“After a second world war, we had no food, and no money and no shops, but I still went out with your grandpa in white silk dress. How now you tell me that you cannot take care of yourself?, – was her answer. I could not argue. It affected my life a lot. Now when anyone tells me that there is no time for taking care, I remember her words. Her style rules to dress up were: iron and clean clothes ( iron at her times was custom steel that only professional weight lifter can lift); basic wardrobe high quality items and tailored dresses. She made lots of clothes herself or asked a friend, who was a tailor. Once she was awake, she dressed up in house dress.
Her secrets to a long and healthy life? Not sure, it fits everyone.. The main rule, though, does: everything is in moderation. Food, activities, rest, stress, happiness, celebrations. She also had her daily schedule. She read and traveled a lot. Every summer they would spend a month in the car, often traveling as a group of few families. My grandma used to cook a lot and to grow her own food or to buy a good quality food. She was very practical, but never on cost of quality. She went through self-motivation for an education to building the family and raising kids, to spirituality later in life. Now I think, her spiritual development began even earlier than she ever admitted, when in her 50s she learned how to collect healing herbs and to use them. She avoided doctors as much as possible. Forget about checkups… no doctors for decades. For a few decades. If she was tired, she would take a rest. In fact, rest was a part of her daily routine. She would lay down quietly for an hour, listening to herself. In her life, she relied on herself only. She did lots of things and was proud of herself, but she was never a workhorse. This is a big difference between her lifestyle and the idea of working 24/7 for a career growth.

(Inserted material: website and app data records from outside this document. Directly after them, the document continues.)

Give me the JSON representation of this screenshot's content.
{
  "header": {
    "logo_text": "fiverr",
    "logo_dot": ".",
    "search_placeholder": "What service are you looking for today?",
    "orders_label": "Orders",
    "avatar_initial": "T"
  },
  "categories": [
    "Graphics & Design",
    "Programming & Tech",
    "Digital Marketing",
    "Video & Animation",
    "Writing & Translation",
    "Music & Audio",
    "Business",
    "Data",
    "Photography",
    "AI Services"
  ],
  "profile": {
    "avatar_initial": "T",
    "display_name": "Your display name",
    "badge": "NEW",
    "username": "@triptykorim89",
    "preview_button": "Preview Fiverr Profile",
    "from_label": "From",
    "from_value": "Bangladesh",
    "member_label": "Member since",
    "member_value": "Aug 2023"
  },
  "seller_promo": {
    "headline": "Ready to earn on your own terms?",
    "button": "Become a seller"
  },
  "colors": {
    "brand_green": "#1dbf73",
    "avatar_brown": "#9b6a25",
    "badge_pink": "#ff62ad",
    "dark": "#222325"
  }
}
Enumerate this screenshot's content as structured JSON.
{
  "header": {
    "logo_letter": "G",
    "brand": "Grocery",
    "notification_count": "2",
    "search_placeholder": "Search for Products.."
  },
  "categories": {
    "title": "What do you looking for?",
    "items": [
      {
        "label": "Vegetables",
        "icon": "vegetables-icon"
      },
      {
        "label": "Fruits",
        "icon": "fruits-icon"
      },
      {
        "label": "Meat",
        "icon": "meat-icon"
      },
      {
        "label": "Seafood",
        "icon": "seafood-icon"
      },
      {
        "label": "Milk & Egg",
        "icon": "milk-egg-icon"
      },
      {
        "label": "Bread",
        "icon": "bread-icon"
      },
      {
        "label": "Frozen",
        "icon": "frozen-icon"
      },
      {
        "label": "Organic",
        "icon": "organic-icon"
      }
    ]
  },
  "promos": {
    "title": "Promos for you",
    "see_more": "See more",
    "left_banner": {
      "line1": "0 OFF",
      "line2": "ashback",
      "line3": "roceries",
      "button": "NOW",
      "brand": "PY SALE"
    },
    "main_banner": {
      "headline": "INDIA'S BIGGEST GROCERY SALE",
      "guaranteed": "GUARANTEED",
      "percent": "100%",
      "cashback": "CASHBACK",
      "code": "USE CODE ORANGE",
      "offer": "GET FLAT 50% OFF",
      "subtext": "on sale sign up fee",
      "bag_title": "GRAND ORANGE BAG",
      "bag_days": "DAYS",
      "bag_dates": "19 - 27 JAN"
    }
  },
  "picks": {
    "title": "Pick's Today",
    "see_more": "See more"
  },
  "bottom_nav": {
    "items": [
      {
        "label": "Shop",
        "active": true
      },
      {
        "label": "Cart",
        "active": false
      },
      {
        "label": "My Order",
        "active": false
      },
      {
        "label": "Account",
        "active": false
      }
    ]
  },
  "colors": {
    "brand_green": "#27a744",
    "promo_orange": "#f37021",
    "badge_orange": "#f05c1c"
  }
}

Our last meeting was less than two years ago. I took time off to fly and to meet her for several days. Although deep inside, I knew, that was a goodbye, I still do not believe that during past year, I found time to attend her funeral but not the time to see her alive. Really, what is more important? I felt like I was overwhelmed and super busy… well, I made a wrong choice.
During our meeting, she was holding my hand and smiled, while remembering times we were together. That was the time, she gave me her bag. The bag she used to go for dates with my grand pa ( even they were married, they would go out and travel a lot). This is the bag that I go out with my husband now. The personal vintage item that is much more than a style statement.
Goodbye, Grandma! The world is different without you….